You know what we did? We cancelled and ended up not going, the extra charges were sufficient to reshape our perception of the gig cost.

Now I understand service companies have to make money, but given EVERY ticket company adds these charges, is it not better for everyone to show ticket prices including ALL charges?

Showing us artificially low prices just ends up creating grumpy customers in the short term, and puts people off attending events in the long term.

Would you go to the supermarket and be happy with Bananas costing $1.99, then getting to the counter and having a 'Delivery' charge and 'Customer Service' charge added on? Mind you, supermarkets do usually do the 'Buy one for $5 get one free' when the cost the week before was $3.50.

The desire to show low prices ends up hurting everybody in the end. Customers have an initial
bargain rush followed by an immense feeling of being treated like shit, and business lose both long term custom and profitability in a race to the bottom advertised price. My old agency tried to get one airline in the UK (a market whose service charges are particularly hated) to change their practices, and did a good job shifting them the right way until they got merged.

There's also the annoying 'permanent special offer' messaging, but I'll come to that another day...

This has happened in so many industries, but still companies are so addicted to low price at the expense of all long term sense. They know that people have a behavioural reaction to low prices, but they don't see the logic and impacts for the long term.

I've seen it first hand with FMCG brands resorting to 95% sales on discount because they are so frightened of having unit sales numbers drop... they then ask what they can do to improve their brand perceptions. Indeed I saw one brand who helped turned the entire category into a stream of constant discounts. This problem has also creeped it's way through to the world of gaming, where 'Free*' games dominate mobile downloads to such an extent that a whole generation of kids are growing thinking that all games are deliberately rigged to induce payments.

However. People aren't completely stupid, and we no longer live in an age where you could get away with only a little bit of shared frustration.

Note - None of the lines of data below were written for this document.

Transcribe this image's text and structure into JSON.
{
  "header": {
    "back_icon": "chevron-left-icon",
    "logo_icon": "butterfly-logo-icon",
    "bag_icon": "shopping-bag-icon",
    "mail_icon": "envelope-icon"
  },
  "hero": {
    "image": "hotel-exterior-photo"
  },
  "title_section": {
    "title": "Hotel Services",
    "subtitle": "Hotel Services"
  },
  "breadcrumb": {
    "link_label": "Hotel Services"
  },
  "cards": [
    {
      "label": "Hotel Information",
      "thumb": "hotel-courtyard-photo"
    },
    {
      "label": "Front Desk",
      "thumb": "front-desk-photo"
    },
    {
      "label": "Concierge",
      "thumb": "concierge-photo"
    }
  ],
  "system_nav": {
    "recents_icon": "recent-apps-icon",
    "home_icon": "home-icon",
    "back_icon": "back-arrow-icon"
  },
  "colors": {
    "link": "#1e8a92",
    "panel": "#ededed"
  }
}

Eventually these shitty business practices must come to an end... either that or someone else will come and reinvent your market like Uber or DollarShaveClub did with shoddy taxi company service and expensive blade replacements.

That said. I think Fascinating Aida said it best: